> [WHAT THE TASK ASKS]
Could you write out all of the data again, word for word?

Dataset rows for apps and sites
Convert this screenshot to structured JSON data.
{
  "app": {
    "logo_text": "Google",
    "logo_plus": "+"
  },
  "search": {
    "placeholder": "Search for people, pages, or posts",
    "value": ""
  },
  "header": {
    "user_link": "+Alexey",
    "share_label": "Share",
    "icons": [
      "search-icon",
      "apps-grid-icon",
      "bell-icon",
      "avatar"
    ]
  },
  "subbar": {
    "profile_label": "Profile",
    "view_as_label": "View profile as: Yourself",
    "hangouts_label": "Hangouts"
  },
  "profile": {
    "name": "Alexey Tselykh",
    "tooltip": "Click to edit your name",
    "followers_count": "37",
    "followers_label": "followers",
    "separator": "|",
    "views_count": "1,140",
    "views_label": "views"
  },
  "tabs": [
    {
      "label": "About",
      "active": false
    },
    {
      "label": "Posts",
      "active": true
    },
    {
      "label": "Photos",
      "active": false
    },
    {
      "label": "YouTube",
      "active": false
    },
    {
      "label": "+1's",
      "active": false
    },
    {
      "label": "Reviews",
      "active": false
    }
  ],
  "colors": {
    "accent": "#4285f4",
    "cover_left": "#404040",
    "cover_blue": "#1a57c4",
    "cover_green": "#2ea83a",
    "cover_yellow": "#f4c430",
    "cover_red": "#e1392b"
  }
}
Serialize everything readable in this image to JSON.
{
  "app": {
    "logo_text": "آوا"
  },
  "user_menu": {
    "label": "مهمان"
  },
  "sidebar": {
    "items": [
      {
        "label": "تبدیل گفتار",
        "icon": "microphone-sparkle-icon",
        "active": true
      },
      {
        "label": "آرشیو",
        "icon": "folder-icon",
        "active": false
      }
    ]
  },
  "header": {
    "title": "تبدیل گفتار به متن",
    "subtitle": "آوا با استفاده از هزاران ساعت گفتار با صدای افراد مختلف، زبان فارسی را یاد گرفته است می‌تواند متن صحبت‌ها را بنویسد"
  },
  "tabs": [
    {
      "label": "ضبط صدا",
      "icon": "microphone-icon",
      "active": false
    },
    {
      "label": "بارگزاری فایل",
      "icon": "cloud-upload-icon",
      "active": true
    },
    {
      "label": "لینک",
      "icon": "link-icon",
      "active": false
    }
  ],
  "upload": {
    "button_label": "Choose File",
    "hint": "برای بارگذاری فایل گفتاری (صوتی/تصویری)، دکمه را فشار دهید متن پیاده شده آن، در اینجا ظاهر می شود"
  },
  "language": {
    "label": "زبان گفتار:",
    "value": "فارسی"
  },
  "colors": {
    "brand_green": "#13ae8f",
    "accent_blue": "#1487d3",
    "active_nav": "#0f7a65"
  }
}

> [PROBLEM SOLUTION]
Convert this screenshot to structured JSON data.
{
  "app": {
    "logo_text": "Google",
    "logo_plus": "+"
  },
  "search": {
    "placeholder": "Search for people, pages, or posts",
    "value": ""
  },
  "header": {
    "user_link": "+Alexey",
    "share_label": "Share",
    "icons": [
      "search-icon",
      "apps-grid-icon",
      "bell-icon",
      "avatar"
    ]
  },
  "subbar": {
    "profile_label": "Profile",
    "view_as_label": "View profile as: Yourself",
    "hangouts_label": "Hangouts"
  },
  "profile": {
    "name": "Alexey Tselykh",
    "tooltip": "Click to edit your name",
    "followers_count": "37",
    "followers_label": "followers",
    "separator": "|",
    "views_count": "1,140",
    "views_label": "views"
  },
  "tabs": [
    {
      "label": "About",
      "active": false
    },
    {
      "label": "Posts",
      "active": true
    },
    {
      "label": "Photos",
      "active": false
    },
    {
      "label": "YouTube",
      "active": false
    },
    {
      "label": "+1's",
      "active": false
    },
    {
      "label": "Reviews",
      "active": false
    }
  ],
  "colors": {
    "accent": "#4285f4",
    "cover_left": "#404040",
    "cover_blue": "#1a57c4",
    "cover_green": "#2ea83a",
    "cover_yellow": "#f4c430",
    "cover_red": "#e1392b"
  }
}
Serialize everything readable in this image to JSON.
{
  "app": {
    "logo_text": "آوا"
  },
  "user_menu": {
    "label": "مهمان"
  },
  "sidebar": {
    "items": [
      {
        "label": "تبدیل گفتار",
        "icon": "microphone-sparkle-icon",
        "active": true
      },
      {
        "label": "آرشیو",
        "icon": "folder-icon",
        "active": false
      }
    ]
  },
  "header": {
    "title": "تبدیل گفتار به متن",
    "subtitle": "آوا با استفاده از هزاران ساعت گفتار با صدای افراد مختلف، زبان فارسی را یاد گرفته است می‌تواند متن صحبت‌ها را بنویسد"
  },
  "tabs": [
    {
      "label": "ضبط صدا",
      "icon": "microphone-icon",
      "active": false
    },
    {
      "label": "بارگزاری فایل",
      "icon": "cloud-upload-icon",
      "active": true
    },
    {
      "label": "لینک",
      "icon": "link-icon",
      "active": false
    }
  ],
  "upload": {
    "button_label": "Choose File",
    "hint": "برای بارگذاری فایل گفتاری (صوتی/تصویری)، دکمه را فشار دهید متن پیاده شده آن، در اینجا ظاهر می شود"
  },
  "language": {
    "label": "زبان گفتار:",
    "value": "فارسی"
  },
  "colors": {
    "brand_green": "#13ae8f",
    "accent_blue": "#1487d3",
    "active_nav": "#0f7a65"
  }
}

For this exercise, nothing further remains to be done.